|4||"What is EasyTone?", Reebok web page, retrieved from the Internet on Oct. 28, 2009 <URL:http://www.reebok.com/US/>.|
|5||The Gym Ball Store. Rocker boards for Balance Training and Core Stability Exercise, [online], [retrieved on Nov. 10, 2004]. Retrieved from the Internet.|
|6||The Gym Ball Store. Rocker boards for Balance Training and Core Stability Exercise, [online], [retrieved on Nov. 10, 2004]. Retrieved from the Internet<URL:http://gymball.com/rocker—boards.html>.|
|7||Welcome to TherapyZone. Rocker board, [online], [retrieved on Nov. 10, 2004]. Retrieved from the Internet.|

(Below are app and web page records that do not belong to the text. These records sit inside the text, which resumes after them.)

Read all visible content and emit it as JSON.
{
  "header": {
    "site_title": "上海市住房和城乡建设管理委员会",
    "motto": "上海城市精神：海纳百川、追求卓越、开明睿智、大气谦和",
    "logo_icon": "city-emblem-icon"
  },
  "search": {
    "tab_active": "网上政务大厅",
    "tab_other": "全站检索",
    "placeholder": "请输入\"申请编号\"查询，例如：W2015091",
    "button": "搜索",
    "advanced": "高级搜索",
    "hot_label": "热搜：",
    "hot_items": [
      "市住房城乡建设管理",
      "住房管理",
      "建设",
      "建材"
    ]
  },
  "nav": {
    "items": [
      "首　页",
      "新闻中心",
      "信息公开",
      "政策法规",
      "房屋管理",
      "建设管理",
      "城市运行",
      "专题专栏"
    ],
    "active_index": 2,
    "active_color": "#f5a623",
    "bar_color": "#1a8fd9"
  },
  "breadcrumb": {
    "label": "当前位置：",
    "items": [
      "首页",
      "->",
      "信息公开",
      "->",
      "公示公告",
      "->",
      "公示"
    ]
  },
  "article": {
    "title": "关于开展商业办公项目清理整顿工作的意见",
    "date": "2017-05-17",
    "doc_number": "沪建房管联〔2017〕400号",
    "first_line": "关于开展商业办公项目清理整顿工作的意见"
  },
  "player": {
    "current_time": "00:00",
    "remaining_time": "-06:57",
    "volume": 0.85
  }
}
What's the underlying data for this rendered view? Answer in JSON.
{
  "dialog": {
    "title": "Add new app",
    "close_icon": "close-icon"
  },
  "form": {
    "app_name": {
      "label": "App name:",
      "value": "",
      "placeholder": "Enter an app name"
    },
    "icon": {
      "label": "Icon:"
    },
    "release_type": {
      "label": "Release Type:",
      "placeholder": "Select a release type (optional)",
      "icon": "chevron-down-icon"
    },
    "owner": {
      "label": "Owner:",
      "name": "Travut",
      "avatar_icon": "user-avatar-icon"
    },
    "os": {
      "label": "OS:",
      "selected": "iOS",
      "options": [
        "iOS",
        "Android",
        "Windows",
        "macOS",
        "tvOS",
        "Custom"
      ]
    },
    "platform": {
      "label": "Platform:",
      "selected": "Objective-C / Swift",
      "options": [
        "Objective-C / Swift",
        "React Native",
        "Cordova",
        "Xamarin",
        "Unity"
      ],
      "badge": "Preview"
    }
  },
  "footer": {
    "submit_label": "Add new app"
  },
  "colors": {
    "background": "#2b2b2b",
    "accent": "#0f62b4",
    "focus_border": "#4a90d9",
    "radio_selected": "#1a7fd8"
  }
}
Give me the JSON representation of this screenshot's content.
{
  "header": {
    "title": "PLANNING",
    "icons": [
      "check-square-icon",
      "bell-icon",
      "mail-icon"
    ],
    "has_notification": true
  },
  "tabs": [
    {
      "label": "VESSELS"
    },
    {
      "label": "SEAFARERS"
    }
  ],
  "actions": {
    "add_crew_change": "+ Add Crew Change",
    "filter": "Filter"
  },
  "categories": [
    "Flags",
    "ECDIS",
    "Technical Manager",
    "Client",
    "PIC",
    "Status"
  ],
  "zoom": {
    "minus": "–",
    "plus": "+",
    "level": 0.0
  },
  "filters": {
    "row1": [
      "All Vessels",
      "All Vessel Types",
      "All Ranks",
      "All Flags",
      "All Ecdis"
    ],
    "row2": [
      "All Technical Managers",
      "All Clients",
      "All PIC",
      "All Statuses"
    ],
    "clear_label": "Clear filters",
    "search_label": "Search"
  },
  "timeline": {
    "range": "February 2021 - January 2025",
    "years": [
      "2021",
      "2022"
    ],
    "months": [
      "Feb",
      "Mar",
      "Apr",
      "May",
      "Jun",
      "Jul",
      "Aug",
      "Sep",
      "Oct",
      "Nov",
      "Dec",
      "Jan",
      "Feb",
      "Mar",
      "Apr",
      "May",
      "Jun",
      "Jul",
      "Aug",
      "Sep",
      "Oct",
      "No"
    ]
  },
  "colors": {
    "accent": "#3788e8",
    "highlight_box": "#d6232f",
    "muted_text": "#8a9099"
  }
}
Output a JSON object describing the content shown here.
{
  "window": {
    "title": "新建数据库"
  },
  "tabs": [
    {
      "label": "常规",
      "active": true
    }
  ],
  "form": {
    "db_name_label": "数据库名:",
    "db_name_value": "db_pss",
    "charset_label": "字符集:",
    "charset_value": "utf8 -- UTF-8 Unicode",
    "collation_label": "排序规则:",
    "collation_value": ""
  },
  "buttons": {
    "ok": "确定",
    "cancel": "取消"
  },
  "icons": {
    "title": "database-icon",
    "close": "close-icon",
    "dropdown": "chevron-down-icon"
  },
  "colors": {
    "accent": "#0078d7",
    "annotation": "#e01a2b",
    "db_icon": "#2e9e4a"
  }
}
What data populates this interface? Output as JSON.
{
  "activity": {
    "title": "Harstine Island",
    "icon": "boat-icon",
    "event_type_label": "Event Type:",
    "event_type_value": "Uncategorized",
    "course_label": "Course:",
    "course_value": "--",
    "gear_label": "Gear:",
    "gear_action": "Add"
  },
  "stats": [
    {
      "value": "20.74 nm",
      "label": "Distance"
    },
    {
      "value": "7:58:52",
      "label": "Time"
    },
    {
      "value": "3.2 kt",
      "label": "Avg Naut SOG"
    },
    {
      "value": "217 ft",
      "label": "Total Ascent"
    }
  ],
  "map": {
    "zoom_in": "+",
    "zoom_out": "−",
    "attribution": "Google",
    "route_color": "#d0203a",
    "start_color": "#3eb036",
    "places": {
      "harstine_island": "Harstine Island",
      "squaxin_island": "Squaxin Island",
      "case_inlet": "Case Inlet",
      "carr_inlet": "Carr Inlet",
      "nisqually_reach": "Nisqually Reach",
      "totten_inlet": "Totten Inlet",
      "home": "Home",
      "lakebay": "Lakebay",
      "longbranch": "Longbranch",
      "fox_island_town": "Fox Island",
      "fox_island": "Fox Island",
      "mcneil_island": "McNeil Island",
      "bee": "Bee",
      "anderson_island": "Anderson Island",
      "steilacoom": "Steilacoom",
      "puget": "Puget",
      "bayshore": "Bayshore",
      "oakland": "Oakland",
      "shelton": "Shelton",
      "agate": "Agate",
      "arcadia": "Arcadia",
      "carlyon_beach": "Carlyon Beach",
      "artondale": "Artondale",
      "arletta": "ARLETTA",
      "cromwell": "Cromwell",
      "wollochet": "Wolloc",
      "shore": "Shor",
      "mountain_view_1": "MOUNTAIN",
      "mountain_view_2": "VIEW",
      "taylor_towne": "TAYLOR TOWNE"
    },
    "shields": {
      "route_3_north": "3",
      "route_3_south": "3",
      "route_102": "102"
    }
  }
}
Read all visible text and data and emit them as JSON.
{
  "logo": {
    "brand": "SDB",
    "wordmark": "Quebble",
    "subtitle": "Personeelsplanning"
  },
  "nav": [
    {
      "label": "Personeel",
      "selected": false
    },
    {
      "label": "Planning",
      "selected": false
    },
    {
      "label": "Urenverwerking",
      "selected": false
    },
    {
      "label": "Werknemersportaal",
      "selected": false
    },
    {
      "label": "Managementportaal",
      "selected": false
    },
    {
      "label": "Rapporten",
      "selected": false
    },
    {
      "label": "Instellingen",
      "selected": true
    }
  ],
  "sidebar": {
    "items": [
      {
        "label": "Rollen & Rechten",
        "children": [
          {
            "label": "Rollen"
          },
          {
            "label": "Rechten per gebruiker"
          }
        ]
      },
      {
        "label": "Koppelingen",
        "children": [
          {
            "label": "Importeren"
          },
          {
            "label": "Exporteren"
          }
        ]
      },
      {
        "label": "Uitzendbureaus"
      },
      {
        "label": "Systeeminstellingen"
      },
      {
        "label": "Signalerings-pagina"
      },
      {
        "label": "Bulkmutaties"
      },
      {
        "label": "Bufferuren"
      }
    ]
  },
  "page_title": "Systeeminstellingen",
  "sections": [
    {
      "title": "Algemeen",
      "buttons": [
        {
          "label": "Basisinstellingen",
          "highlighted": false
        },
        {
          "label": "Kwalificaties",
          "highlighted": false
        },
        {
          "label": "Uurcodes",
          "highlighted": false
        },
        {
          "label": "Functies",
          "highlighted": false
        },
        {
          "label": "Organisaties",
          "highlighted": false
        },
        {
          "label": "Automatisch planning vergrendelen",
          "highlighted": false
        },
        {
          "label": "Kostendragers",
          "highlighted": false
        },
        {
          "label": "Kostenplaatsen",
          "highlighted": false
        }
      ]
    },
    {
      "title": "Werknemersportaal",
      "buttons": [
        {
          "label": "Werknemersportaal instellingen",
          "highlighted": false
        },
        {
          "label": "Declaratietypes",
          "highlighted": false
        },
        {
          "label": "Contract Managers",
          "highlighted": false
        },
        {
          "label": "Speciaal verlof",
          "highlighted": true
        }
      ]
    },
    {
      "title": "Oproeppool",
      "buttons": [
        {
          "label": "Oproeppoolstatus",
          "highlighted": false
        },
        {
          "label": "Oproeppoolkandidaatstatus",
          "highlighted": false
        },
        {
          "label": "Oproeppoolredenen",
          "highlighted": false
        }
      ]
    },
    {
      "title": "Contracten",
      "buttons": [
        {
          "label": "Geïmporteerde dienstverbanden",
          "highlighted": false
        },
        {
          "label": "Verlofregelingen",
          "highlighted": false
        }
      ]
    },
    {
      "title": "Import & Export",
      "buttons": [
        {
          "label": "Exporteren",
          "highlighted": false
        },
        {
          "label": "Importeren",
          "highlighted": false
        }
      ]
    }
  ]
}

|8||Welcome to TherapyZone. Rocker board, [online], [retrieved on Nov. 10, 2004]. Retrieved from the Internet<URL: http://therapyzone.com/tz.asp?wci=catitem&addToCart=&ID=74000—03—00>.|
|Citing Patent||Filing date||Publication date||Applicant||Title|
|US20110071441 *||Sep 23, 2009||Mar 24, 2011||Rodgers Darell E||Orthopedic rehabilitation mechanism employing a foot support having a first portion and a second portion configured to rotate with respect to one another|
|U.S. Classification||482/79, 482/80, 36/140|
|Cooperative Classification||A63B22/16, A43B5/18, A63B23/08, A63B23/10, A63B69/0059, A43B13/141|
|European Classification||A43B13/14F, A43B5/18, A63B23/08, A63B22/16|